───── Data for analysis

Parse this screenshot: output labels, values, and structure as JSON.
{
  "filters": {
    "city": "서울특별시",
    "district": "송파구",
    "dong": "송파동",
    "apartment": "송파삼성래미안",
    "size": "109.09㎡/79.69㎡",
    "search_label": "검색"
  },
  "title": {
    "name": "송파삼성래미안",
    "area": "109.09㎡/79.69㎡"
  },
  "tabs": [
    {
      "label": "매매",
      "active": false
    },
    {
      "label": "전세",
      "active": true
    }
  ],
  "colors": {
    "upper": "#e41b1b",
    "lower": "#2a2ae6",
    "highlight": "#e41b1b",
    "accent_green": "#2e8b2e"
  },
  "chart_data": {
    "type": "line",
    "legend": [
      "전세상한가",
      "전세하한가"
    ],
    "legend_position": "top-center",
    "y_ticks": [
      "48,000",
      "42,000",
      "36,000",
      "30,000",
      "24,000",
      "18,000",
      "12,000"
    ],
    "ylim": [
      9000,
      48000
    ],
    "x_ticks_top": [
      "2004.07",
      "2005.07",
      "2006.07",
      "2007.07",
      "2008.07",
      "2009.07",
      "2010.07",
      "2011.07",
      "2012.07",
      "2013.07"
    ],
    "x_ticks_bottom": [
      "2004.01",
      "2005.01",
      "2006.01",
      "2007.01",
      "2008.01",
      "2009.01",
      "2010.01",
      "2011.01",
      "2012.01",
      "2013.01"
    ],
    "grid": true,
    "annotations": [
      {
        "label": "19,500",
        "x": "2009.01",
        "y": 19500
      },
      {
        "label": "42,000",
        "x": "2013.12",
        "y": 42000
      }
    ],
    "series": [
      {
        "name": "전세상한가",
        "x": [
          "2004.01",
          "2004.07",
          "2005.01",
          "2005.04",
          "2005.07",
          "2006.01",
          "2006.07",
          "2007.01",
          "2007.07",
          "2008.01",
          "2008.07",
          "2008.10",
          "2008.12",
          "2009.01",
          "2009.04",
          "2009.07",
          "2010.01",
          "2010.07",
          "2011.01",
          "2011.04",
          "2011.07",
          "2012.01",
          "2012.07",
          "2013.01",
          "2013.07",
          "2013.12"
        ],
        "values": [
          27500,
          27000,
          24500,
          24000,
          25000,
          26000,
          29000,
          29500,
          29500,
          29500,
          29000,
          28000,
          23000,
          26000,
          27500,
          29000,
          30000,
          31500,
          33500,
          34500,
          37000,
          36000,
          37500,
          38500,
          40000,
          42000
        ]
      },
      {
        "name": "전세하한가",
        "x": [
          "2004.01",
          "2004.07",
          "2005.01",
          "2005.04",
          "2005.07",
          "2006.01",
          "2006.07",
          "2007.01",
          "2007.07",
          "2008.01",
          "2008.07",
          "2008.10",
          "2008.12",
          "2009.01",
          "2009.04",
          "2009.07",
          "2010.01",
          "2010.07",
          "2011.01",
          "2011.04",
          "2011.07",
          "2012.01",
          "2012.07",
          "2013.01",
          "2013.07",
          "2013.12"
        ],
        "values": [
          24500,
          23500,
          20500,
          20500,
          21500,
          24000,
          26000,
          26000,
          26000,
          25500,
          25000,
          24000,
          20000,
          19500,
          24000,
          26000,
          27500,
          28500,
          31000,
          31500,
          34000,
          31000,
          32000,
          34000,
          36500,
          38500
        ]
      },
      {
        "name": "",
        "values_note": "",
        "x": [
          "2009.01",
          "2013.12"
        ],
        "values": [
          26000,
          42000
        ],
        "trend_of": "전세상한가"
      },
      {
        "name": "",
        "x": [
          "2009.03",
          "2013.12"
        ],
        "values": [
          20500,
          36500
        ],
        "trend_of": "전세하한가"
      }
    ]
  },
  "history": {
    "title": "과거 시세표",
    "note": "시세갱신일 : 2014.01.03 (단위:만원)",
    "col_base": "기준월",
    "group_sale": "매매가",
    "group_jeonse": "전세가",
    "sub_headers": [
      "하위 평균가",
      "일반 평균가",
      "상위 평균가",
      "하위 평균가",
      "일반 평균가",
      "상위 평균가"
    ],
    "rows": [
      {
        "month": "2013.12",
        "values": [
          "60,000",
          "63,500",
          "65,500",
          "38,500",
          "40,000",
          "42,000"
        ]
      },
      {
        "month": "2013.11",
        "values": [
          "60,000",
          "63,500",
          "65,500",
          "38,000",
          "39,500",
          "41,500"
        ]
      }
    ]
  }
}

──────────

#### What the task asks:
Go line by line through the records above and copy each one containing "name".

#### The answer:
    "name": "송파삼성래미안",
        "name": "전세상한가",
        "name": "전세하한가",
        "name": "",
        "name": "",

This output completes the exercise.